## 1.4 Exercise 4

"(a) Prove by induction that given $n \in \mathbb{Z}_+$, every nonempty subset of $\{1, \ldots, n\}$ has a largest element.

(b) Explain why you cannot conclude from (a) that every nonempty subset of $\mathbb{Z}_+$ has a largest element."

(Taken from Topology by James R. Munkres, Second Edition, Prentice Hall, NJ, 2000. Page 34.)

(a)

Let $A$ be the set of all positive integers for which this statement is true.  Then $A$ contains 1, since when $n=1$ the only nonempty subset of $\{1, \ldots, n\} = \{1\}$ is $\{1\}$, and the element 1 is the largest element because it's greater than or equal to itself.

Now suppose $A$ contains $n$, we want to show it contains $n+1$ as well.

Let $C$ be a nonempty subset of $\{1, \ldots, n+1\}$.  If $C$ consists of $\{n+1\}$ alone, then this is the largest element of $C$.  In fact $n+1$ is the largest element of all sets containing it.  Notice that the subsets containing $n+1$ constitute the totality of additional subsets that we can append to the set of subsets of $\{1, \ldots, n\}$ (that have a largest element already from the inductive hypothesis).

Thus $A$ is inductive, $A = \mathbb{Z}_+$, and the statement is true for all $n \in \mathbb{Z}_+$.

We can create a little table to show this formally.

(b)
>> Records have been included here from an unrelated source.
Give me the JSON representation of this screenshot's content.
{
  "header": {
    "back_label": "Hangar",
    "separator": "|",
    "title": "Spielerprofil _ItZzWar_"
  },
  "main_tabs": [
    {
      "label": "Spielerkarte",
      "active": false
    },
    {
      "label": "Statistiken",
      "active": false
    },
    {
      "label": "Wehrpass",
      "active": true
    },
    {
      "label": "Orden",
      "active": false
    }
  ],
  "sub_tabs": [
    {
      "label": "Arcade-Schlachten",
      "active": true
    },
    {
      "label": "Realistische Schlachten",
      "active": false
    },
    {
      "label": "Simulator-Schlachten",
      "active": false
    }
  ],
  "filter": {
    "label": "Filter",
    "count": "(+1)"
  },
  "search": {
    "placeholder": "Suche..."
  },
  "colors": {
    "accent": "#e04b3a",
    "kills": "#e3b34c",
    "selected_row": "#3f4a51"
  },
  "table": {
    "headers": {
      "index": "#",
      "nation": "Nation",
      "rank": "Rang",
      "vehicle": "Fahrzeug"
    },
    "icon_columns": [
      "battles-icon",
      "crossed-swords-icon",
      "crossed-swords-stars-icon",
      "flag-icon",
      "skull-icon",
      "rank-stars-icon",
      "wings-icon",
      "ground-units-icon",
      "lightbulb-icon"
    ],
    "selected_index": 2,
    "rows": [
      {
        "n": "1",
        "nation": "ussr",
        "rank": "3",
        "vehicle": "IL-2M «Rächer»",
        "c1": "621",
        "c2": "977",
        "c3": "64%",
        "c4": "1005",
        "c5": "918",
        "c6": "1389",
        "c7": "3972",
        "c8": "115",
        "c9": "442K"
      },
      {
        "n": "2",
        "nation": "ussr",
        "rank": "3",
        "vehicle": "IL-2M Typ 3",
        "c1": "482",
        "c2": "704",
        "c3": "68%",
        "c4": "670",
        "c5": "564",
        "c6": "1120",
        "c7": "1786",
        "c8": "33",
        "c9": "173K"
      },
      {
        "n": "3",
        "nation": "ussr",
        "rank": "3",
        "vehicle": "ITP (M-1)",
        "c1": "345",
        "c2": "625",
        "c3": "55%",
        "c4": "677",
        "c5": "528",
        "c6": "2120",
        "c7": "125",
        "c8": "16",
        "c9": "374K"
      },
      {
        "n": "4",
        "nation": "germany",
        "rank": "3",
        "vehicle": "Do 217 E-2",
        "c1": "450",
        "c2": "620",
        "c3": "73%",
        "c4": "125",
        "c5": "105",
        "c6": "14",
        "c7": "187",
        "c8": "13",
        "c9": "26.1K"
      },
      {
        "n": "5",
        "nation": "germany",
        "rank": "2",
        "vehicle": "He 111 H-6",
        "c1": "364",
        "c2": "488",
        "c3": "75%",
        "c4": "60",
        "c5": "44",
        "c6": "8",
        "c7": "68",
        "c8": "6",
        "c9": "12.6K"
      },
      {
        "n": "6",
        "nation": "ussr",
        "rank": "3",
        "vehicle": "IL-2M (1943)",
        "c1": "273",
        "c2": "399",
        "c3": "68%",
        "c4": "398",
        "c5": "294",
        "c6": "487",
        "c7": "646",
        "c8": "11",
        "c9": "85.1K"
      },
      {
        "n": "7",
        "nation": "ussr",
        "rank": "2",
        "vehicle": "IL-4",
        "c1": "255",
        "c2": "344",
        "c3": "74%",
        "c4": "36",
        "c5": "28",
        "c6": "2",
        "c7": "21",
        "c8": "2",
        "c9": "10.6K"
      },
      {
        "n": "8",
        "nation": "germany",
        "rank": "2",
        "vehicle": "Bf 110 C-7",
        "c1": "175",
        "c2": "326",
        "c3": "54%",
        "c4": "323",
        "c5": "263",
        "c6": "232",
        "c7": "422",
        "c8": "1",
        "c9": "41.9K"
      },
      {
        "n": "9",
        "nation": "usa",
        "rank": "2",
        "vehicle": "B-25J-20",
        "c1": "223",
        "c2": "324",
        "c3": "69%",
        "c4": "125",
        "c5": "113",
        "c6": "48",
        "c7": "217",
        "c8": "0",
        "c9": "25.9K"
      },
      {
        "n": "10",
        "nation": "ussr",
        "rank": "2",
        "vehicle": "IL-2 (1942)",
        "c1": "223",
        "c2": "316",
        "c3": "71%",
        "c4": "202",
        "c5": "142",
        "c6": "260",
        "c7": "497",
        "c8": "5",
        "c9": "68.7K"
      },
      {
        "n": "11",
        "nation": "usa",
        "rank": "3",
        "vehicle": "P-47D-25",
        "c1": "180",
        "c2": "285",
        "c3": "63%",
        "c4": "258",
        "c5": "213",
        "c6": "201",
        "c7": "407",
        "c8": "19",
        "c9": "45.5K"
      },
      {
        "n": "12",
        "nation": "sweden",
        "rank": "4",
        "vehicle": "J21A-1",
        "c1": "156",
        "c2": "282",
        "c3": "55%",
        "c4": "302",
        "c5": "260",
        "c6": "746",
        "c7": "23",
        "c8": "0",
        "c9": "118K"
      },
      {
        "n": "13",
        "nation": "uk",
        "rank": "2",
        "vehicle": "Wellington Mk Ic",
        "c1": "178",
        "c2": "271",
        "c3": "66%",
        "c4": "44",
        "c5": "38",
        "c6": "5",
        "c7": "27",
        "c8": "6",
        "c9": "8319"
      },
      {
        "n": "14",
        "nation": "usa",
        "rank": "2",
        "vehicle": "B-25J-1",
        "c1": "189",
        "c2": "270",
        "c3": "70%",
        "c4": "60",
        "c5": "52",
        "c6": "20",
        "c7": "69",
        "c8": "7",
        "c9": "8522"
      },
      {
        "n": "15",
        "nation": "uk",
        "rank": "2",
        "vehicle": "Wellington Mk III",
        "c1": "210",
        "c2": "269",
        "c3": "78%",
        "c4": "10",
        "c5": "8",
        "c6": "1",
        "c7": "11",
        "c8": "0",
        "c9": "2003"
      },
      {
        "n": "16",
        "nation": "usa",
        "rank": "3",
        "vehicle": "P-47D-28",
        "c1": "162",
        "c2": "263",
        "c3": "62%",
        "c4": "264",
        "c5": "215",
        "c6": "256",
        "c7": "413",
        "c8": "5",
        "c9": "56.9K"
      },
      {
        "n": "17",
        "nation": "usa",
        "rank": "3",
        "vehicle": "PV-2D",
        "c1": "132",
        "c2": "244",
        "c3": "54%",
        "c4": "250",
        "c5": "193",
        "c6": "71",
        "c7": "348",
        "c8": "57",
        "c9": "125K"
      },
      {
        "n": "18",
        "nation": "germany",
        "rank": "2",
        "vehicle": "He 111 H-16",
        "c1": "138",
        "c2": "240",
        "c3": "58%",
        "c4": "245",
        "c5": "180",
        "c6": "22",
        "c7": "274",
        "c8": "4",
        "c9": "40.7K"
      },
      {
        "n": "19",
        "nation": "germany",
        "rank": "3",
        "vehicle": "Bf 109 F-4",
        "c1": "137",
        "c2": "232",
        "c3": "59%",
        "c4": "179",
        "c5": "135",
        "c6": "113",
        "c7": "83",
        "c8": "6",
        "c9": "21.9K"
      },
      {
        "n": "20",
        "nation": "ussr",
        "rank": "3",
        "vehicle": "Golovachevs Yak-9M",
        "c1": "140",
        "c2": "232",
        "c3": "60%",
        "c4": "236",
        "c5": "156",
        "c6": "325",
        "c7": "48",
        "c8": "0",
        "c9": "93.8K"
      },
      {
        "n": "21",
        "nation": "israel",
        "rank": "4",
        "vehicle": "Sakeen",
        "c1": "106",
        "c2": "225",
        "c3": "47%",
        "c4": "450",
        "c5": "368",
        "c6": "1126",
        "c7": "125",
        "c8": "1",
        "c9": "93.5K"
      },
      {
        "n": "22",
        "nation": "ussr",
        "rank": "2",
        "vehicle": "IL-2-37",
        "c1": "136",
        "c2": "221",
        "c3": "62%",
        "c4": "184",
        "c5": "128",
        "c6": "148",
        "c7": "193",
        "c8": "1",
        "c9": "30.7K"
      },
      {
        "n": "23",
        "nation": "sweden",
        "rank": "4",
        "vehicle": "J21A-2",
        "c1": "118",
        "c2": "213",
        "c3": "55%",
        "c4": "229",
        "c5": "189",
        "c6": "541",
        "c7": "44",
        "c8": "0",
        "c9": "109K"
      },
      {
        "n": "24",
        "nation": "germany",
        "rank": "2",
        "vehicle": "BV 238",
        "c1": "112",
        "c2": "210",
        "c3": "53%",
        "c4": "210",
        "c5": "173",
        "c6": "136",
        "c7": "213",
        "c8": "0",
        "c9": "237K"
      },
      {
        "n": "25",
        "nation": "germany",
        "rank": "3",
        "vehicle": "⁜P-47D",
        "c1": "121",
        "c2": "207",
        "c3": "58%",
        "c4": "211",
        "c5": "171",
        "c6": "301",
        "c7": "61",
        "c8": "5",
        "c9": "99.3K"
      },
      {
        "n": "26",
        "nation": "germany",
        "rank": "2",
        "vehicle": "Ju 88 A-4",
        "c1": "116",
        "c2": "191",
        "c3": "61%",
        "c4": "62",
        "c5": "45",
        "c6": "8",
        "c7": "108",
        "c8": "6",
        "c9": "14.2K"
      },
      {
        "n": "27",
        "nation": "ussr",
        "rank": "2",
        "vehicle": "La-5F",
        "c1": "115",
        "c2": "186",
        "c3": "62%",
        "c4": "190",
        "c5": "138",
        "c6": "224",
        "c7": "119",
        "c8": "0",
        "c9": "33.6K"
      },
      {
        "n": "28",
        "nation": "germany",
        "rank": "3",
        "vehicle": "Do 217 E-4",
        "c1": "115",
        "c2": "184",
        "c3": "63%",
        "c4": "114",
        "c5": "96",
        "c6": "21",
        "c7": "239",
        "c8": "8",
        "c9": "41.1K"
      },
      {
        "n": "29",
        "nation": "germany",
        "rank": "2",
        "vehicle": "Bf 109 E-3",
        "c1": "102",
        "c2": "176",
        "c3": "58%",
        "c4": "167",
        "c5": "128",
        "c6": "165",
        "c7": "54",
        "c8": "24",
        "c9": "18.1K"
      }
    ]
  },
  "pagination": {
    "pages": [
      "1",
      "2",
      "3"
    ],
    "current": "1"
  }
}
Pick $\mathbb{Z}_+ \subset \mathbb{Z}_+$.  It is nonempty, but has no largest element!  For, suppose it did, and pick it. Say it is $x$.  Then $x+1$ is larger, with $x+1 \in \mathbb{Z}_+$ (since $\mathbb{Z}_+$ is inductive, e.g.).  We've reached a contradiction in our argument, and thus $\mathbb{Z}_+$ has no largest element.